**How to complete this task**
Which lines of the records below contain the word "GENERAL"? Report each of them in full.

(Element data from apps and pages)
# # # #

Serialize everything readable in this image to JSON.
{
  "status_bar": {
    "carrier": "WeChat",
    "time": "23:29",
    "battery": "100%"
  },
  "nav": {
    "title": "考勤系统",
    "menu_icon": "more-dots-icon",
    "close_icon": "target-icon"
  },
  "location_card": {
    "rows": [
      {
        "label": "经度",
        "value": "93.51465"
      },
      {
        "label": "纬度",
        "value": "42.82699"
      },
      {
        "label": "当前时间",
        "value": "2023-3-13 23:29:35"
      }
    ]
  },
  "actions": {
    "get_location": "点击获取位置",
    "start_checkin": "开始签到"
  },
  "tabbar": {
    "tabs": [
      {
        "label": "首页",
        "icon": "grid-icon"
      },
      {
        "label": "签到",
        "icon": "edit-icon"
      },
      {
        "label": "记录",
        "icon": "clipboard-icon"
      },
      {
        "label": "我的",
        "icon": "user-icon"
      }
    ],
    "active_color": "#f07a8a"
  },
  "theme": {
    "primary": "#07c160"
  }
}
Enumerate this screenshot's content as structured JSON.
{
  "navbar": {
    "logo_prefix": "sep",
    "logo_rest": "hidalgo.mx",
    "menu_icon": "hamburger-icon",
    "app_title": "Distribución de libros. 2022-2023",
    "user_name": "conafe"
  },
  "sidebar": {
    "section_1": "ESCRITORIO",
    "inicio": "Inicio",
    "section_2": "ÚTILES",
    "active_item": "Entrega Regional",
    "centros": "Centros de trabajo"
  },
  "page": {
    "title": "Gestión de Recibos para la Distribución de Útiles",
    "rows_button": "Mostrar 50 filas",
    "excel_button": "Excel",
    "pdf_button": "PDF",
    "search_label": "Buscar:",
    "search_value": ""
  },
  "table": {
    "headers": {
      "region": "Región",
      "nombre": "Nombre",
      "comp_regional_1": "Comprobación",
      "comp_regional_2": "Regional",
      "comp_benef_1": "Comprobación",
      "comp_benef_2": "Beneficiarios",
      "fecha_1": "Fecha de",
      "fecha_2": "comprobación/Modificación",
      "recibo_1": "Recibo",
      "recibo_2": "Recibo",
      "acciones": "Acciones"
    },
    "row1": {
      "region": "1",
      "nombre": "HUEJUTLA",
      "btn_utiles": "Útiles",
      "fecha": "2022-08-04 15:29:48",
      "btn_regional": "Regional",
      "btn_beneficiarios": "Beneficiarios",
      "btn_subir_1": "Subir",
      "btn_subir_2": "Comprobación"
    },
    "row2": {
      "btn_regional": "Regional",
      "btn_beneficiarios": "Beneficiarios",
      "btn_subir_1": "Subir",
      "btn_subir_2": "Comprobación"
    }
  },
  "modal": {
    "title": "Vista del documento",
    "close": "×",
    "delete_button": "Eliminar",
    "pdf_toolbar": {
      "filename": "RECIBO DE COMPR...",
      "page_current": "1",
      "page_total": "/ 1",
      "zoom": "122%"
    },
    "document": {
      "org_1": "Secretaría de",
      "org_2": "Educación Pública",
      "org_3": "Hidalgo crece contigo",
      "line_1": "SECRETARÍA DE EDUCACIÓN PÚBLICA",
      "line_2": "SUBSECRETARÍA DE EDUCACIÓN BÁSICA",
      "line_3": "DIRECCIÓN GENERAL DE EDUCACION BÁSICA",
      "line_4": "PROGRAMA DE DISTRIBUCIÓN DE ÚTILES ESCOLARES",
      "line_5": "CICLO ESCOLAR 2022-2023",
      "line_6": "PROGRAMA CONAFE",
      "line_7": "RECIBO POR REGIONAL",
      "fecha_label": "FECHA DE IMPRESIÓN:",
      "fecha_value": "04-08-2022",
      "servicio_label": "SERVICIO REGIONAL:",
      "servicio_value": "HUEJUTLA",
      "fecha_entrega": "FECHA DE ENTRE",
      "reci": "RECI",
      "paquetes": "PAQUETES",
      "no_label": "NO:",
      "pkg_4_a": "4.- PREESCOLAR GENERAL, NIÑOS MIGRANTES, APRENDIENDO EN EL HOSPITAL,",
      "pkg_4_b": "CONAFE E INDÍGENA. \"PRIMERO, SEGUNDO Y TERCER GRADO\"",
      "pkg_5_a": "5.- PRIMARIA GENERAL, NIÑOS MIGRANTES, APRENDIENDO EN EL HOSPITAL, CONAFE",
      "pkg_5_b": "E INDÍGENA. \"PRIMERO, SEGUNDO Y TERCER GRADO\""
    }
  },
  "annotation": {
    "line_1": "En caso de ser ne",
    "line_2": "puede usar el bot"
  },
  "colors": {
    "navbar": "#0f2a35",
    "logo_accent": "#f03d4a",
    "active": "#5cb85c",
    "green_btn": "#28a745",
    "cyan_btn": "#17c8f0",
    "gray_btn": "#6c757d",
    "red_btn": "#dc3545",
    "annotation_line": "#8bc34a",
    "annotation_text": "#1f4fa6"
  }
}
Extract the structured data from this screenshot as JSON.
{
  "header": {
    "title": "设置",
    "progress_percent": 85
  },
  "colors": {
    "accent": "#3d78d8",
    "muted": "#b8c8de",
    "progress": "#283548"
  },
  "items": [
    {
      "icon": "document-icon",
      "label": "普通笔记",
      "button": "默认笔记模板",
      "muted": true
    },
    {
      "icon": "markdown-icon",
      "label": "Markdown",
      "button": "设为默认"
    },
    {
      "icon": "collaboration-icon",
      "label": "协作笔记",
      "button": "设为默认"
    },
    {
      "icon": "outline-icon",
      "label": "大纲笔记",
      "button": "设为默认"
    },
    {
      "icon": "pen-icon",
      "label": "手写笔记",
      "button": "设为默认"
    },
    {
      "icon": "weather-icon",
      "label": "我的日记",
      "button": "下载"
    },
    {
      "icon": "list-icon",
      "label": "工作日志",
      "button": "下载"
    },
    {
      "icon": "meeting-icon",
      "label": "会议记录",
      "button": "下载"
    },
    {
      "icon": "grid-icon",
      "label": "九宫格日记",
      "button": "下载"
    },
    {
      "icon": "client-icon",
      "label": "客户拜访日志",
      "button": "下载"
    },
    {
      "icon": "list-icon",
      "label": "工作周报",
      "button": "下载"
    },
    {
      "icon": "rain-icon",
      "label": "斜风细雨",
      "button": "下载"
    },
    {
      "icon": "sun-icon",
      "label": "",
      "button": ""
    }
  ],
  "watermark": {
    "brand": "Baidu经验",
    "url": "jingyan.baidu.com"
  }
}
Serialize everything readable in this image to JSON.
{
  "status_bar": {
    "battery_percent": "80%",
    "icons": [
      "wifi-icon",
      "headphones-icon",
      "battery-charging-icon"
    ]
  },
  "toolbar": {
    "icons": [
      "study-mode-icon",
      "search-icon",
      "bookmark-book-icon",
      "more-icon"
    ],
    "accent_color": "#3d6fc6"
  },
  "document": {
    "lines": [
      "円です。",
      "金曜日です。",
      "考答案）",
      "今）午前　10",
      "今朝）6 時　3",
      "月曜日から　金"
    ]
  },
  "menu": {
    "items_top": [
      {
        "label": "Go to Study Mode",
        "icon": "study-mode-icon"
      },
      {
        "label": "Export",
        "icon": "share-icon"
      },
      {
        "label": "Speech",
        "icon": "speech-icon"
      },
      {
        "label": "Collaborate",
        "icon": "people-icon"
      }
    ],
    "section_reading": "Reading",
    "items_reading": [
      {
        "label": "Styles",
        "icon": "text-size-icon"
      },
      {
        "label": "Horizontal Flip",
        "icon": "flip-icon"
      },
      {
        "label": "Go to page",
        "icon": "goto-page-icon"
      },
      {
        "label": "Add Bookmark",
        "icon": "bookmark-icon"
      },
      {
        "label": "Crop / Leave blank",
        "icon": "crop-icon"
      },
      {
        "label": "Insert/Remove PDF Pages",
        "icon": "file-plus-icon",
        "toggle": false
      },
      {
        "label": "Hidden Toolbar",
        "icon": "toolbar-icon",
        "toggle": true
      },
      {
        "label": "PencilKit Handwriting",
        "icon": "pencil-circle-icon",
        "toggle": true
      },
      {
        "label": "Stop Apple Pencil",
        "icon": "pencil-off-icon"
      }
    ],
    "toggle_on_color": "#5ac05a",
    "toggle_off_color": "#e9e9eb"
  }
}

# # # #

**Task response**
      "line_3": "DIRECCIÓN GENERAL DE EDUCACION BÁSICA",
      "pkg_4_a": "4.- PREESCOLAR GENERAL, NIÑOS MIGRANTES, APRENDIENDO EN EL HOSPITAL,",
      "pkg_5_a": "5.- PRIMARIA GENERAL, NIÑOS MIGRANTES, APRENDIENDO EN EL HOSPITAL, CONAFE",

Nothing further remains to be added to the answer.